Diet soda tied to more belly fat in older adults
If you are an older adult and trying to lose weight, it might be a good idea to pass on diet soda and drink water instead. New research published in the Journal of the American Geriatrics Society says there appears to be a link between regular diet soda consumption and an increase in belly fat.
The study, called the San Antonio Longitudinal Study of Aging (SALSA) and done at the University of Texas Health Science Center, was prompted by a trend in adults 65 and older suffering from metabolic syndrome--a combination of risk factors that could lead to chronic conditions such as diabetes and high blood pressure--and heart disease.

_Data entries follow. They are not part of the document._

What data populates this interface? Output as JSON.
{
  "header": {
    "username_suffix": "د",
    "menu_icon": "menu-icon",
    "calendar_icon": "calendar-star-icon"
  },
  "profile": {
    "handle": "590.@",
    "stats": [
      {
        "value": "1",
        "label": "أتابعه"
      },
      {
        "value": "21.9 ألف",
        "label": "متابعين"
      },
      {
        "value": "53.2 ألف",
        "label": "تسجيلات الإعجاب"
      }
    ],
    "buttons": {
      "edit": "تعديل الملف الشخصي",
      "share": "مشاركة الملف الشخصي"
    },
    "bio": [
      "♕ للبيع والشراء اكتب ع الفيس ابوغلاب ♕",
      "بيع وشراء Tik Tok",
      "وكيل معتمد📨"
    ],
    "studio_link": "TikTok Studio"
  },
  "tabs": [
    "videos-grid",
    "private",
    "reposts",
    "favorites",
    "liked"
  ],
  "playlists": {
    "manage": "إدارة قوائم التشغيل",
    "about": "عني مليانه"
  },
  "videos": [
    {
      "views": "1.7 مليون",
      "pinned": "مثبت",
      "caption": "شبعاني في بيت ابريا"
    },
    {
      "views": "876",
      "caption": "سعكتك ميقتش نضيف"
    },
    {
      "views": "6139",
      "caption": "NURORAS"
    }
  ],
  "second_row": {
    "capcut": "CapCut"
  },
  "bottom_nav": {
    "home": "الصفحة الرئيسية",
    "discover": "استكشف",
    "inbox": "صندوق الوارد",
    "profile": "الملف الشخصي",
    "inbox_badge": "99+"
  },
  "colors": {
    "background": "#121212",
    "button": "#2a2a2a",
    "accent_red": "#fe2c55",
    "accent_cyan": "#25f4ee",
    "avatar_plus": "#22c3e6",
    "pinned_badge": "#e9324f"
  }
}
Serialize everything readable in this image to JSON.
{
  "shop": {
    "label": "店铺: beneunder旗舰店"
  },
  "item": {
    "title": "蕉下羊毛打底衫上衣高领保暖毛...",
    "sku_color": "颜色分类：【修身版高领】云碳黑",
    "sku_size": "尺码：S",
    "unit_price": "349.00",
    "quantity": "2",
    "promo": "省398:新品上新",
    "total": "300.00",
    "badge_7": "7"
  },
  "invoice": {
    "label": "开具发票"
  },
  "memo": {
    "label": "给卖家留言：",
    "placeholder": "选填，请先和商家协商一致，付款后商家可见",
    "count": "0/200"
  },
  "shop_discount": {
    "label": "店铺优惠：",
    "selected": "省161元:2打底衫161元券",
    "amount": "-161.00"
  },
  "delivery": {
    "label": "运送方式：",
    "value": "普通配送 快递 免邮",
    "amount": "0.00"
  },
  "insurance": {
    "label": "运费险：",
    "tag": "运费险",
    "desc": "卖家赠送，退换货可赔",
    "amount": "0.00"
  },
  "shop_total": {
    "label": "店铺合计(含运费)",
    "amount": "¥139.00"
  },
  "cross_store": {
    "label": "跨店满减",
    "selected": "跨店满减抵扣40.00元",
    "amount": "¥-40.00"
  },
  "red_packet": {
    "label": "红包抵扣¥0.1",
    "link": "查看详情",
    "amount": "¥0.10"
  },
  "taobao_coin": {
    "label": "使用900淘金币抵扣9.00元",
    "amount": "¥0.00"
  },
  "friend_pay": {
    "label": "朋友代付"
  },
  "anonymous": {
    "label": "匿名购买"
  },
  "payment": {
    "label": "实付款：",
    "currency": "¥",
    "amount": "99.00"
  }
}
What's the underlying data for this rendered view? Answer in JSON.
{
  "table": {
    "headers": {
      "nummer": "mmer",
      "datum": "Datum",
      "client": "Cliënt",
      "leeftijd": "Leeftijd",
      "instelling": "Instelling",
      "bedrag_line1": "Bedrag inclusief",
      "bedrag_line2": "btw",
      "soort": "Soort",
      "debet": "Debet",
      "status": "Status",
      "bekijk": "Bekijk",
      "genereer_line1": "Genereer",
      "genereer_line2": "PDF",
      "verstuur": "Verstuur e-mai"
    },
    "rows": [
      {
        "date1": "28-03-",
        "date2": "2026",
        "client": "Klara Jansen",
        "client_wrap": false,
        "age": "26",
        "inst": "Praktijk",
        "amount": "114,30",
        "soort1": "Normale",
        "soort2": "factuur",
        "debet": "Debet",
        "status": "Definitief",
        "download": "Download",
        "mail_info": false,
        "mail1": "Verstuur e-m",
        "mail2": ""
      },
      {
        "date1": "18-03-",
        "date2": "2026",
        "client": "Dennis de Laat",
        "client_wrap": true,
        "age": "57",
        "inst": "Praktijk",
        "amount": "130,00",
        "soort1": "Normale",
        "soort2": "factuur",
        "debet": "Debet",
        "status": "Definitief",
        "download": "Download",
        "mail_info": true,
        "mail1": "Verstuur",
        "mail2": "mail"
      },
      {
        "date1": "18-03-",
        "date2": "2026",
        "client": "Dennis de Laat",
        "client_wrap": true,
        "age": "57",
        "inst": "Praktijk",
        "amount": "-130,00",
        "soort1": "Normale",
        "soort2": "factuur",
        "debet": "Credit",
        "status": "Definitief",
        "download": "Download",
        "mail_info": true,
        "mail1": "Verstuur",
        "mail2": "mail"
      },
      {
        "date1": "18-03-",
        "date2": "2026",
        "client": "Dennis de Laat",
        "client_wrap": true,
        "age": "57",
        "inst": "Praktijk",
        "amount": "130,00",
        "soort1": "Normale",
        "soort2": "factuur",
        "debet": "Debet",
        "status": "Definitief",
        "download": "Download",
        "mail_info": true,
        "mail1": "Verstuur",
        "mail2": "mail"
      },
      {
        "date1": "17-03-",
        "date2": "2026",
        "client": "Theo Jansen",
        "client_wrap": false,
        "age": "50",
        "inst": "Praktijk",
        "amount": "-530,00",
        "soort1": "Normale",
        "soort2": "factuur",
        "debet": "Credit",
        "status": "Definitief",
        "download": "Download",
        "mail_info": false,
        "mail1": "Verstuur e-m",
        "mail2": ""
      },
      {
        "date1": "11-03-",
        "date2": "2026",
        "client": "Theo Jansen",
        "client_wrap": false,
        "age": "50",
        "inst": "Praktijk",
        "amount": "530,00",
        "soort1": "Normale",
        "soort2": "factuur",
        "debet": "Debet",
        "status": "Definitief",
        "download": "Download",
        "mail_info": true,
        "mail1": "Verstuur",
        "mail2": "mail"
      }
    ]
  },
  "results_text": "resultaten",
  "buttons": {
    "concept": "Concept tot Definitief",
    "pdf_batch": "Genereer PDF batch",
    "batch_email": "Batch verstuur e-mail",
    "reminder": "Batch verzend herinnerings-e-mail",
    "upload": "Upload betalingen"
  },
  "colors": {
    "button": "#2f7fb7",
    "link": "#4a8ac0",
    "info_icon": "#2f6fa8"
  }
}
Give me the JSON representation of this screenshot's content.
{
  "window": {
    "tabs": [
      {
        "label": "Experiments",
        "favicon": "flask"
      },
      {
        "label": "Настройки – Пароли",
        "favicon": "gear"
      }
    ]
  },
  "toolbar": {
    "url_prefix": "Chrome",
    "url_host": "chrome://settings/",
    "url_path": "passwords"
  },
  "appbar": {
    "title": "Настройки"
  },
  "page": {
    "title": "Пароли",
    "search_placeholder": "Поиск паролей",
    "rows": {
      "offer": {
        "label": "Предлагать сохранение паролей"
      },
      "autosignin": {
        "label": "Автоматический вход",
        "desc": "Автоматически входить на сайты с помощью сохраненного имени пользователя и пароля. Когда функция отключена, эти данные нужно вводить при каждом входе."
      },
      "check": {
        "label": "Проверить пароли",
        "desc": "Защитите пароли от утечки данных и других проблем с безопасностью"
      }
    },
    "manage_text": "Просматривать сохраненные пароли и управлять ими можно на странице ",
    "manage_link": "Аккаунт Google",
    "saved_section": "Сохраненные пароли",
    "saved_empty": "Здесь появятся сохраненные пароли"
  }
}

Researchers recruited 749 Mexican and European-Americans, ages 65 and older and assessed their consumption of diet soda, waist circumference, height, and weight at the beginning of the study and followed up every few years for almost 10 years. They found that the increase in waist circumference of diet soda drinkers was almost triple the waist size increase among people who did not drink diet soda. Waist circumference increases were 0.80 inches for people who did not drink diet soda, 1.83 inches for occasional diet soda drinkers, and 3.16 inches for people who consumed diet soda daily during the study.
The scientists pointed out that increased belly fat raises the risk of multiple chronic conditions, including diabetes and heart disease.